Researchers identified a new chromosomal abnormality in acute lymphoblastic leukemia (ALL) that appears to work in concert with another mutation to give rise to cancer. This latest anomaly is particularly common in children with Down syndrome.
Long ago, doctors and researchers at St. Jude started collecting their own piece of history, with help from the hospital’s patients. The patients’ contribution to history was even more valuable than the most pristine Mantle card: They donated samples that could help researchers find cures for catastrophic childhood diseases.
Charles Mullighan, MD, PhD, an assistant member in the Pathology Department at St. Jude Children’s Research Hospital, has been named a 2009 Pew Scholar in the Biomedical Sciences.
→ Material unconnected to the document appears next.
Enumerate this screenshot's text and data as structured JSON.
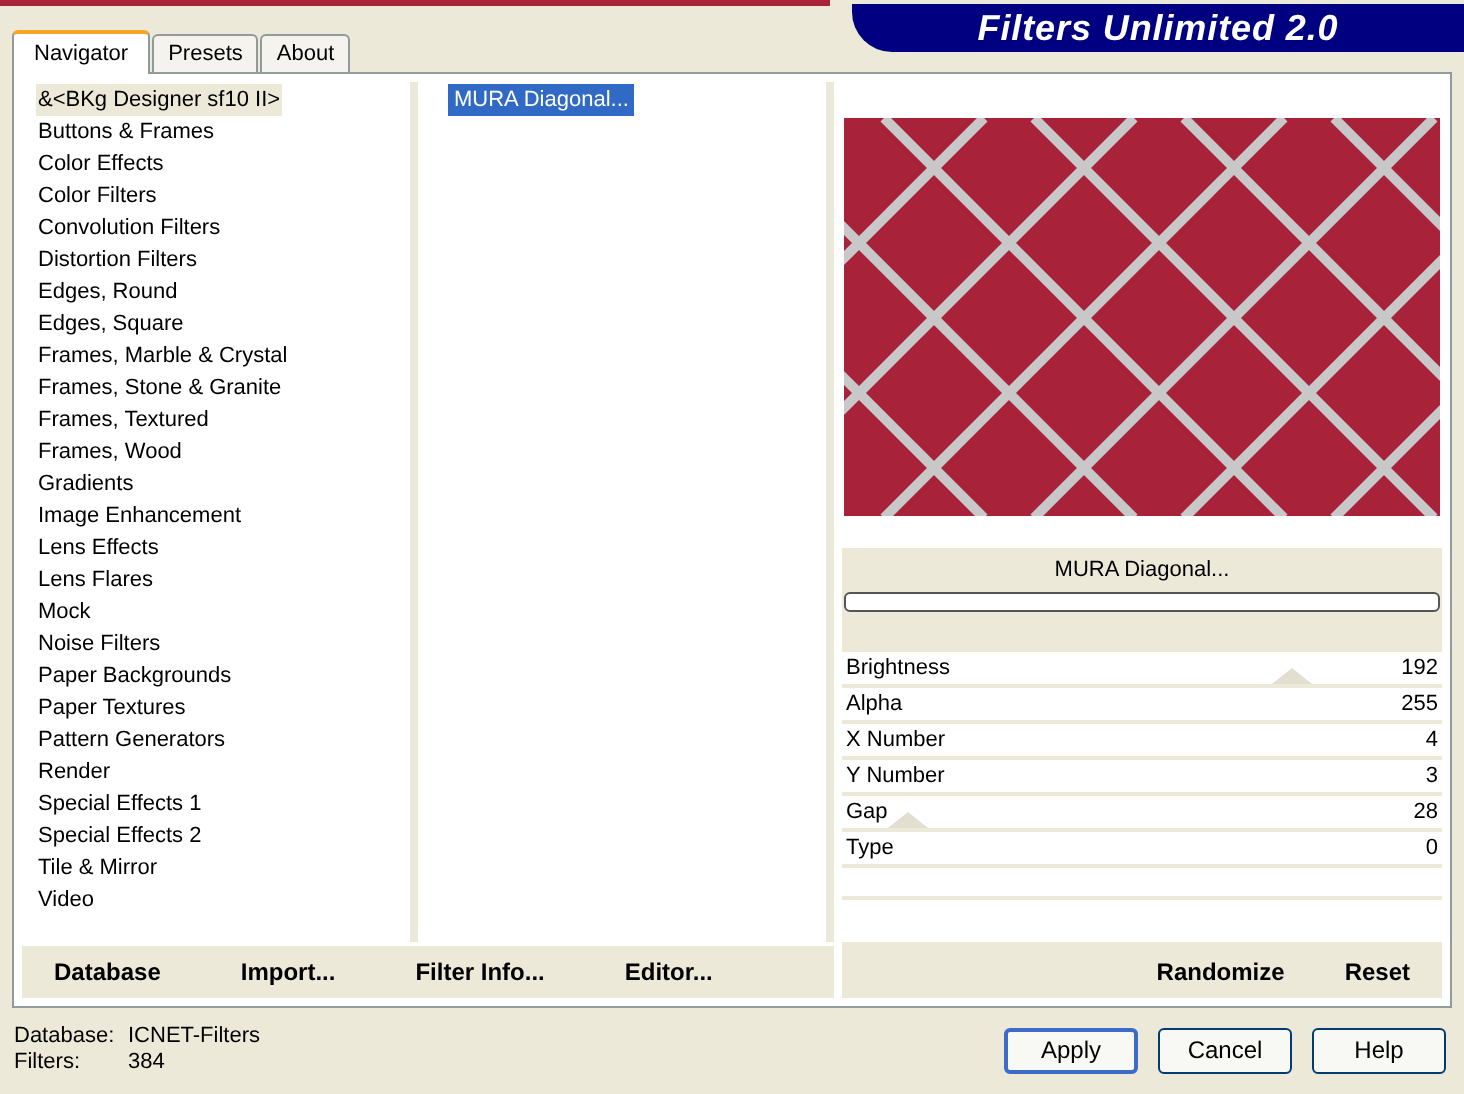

He is the fourth St. Jude scientist honored.
A research team has pinpointed a new class of gene mutations, which identify cases of childhood acute lymphoblastic leukemia (ALL) that have a high risk of relapse and death.
Results of collaborative study could lead to development of new diagnostic tools and a new therapeutic target in high-risk disease.
Scientists at St. Jude Children’s Research Hospital who represent the interdisciplinary team studying acute lymphoblastic leukemia (ALL) have been recognized by the American Association for Cancer Research (AACR) with the AACR Team Science Award.
Scientists have identified genetic mutations that predict a high likelihood of relapse in children with acute lymphoblastic leukemia (ALL).
Scientists have identified mutations in a gene that predict a high likelihood of relapse in children with acute lymphoblastic leukemia (ALL). Although the researchers caution that further research is needed to determine how changes in the gene, called IKZF1 or IKAROS, lead to leukemia relapse, the findings are likely to provide the basis for future diagnostic tests to assess the risk of treatment failure.
Scientists at St. Jude have identified distinctive genetic changes that cause relapse in children with acute lymphoblastic leukemia (ALL).
When James Downing walked into his pathology lab one day, postdoctoral fellow Charles Mullighan was staring at his computer screen, transfixed. "He was literally white," Downing recalls. "You are not going to believe what I just found," Mullighan said.